GIVEN DATA Start Marker

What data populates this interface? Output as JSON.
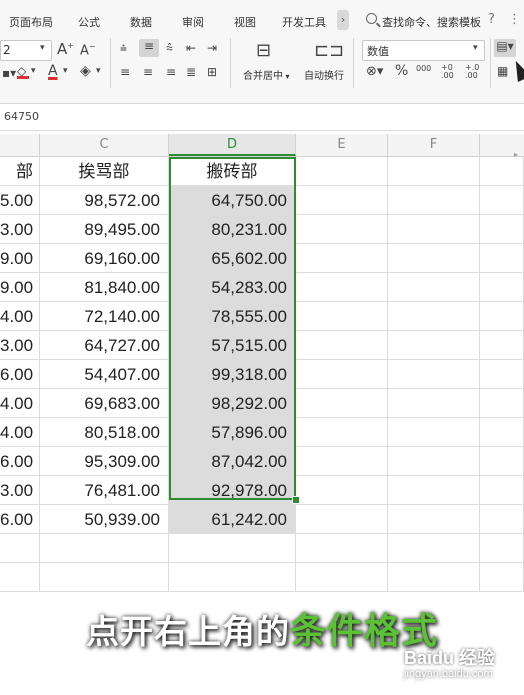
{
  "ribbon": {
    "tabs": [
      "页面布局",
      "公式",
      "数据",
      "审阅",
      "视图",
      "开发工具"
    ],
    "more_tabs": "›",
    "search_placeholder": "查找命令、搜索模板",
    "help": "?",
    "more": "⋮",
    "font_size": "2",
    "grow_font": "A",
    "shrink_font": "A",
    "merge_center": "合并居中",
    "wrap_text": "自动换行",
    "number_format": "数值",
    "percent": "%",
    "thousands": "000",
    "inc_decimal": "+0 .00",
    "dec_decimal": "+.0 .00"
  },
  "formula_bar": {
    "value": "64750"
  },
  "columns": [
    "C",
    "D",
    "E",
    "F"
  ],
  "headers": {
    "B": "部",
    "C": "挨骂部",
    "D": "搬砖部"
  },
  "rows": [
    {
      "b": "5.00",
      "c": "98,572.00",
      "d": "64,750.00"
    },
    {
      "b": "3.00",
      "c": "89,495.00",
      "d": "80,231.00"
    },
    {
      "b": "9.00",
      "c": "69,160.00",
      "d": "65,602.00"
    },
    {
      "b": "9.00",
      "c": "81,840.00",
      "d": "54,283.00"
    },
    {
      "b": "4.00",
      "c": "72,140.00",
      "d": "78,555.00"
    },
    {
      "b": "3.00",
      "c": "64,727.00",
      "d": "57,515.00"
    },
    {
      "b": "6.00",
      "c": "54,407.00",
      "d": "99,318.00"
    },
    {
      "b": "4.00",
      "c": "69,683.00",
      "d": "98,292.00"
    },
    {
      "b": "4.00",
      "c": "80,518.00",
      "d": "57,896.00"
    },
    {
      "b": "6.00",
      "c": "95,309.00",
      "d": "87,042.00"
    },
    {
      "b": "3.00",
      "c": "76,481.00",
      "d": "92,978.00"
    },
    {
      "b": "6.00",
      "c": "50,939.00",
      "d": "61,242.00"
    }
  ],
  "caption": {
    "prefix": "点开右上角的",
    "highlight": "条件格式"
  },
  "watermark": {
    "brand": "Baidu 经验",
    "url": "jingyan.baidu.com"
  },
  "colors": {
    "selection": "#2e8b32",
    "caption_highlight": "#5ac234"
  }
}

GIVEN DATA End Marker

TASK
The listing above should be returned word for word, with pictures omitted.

RESULT OF THIS TASK
What data populates this interface? Output as JSON.
{
  "ribbon": {
    "tabs": [
      "页面布局",
      "公式",
      "数据",
      "审阅",
      "视图",
      "开发工具"
    ],
    "more_tabs": "›",
    "search_placeholder": "查找命令、搜索模板",
    "help": "?",
    "more": "⋮",
    "font_size": "2",
    "grow_font": "A",
    "shrink_font": "A",
    "merge_center": "合并居中",
    "wrap_text": "自动换行",
    "number_format": "数值",
    "percent": "%",
    "thousands": "000",
    "inc_decimal": "+0 .00",
    "dec_decimal": "+.0 .00"
  },
  "formula_bar": {
    "value": "64750"
  },
  "columns": [
    "C",
    "D",
    "E",
    "F"
  ],
  "headers": {
    "B": "部",
    "C": "挨骂部",
    "D": "搬砖部"
  },
  "rows": [
    {
      "b": "5.00",
      "c": "98,572.00",
      "d": "64,750.00"
    },
    {
      "b": "3.00",
      "c": "89,495.00",
      "d": "80,231.00"
    },
    {
      "b": "9.00",
      "c": "69,160.00",
      "d": "65,602.00"
    },
    {
      "b": "9.00",
      "c": "81,840.00",
      "d": "54,283.00"
    },
    {
      "b": "4.00",
      "c": "72,140.00",
      "d": "78,555.00"
    },
    {
      "b": "3.00",
      "c": "64,727.00",
      "d": "57,515.00"
    },
    {
      "b": "6.00",
      "c": "54,407.00",
      "d": "99,318.00"
    },
    {
      "b": "4.00",
      "c": "69,683.00",
      "d": "98,292.00"
    },
    {
      "b": "4.00",
      "c": "80,518.00",
      "d": "57,896.00"
    },
    {
      "b": "6.00",
      "c": "95,309.00",
      "d": "87,042.00"
    },
    {
      "b": "3.00",
      "c": "76,481.00",
      "d": "92,978.00"
    },
    {
      "b": "6.00",
      "c": "50,939.00",
      "d": "61,242.00"
    }
  ],
  "caption": {
    "prefix": "点开右上角的",
    "highlight": "条件格式"
  },
  "watermark": {
    "brand": "Baidu 经验",
    "url": "jingyan.baidu.com"
  },
  "colors": {
    "selection": "#2e8b32",
    "caption_highlight": "#5ac234"
  }
}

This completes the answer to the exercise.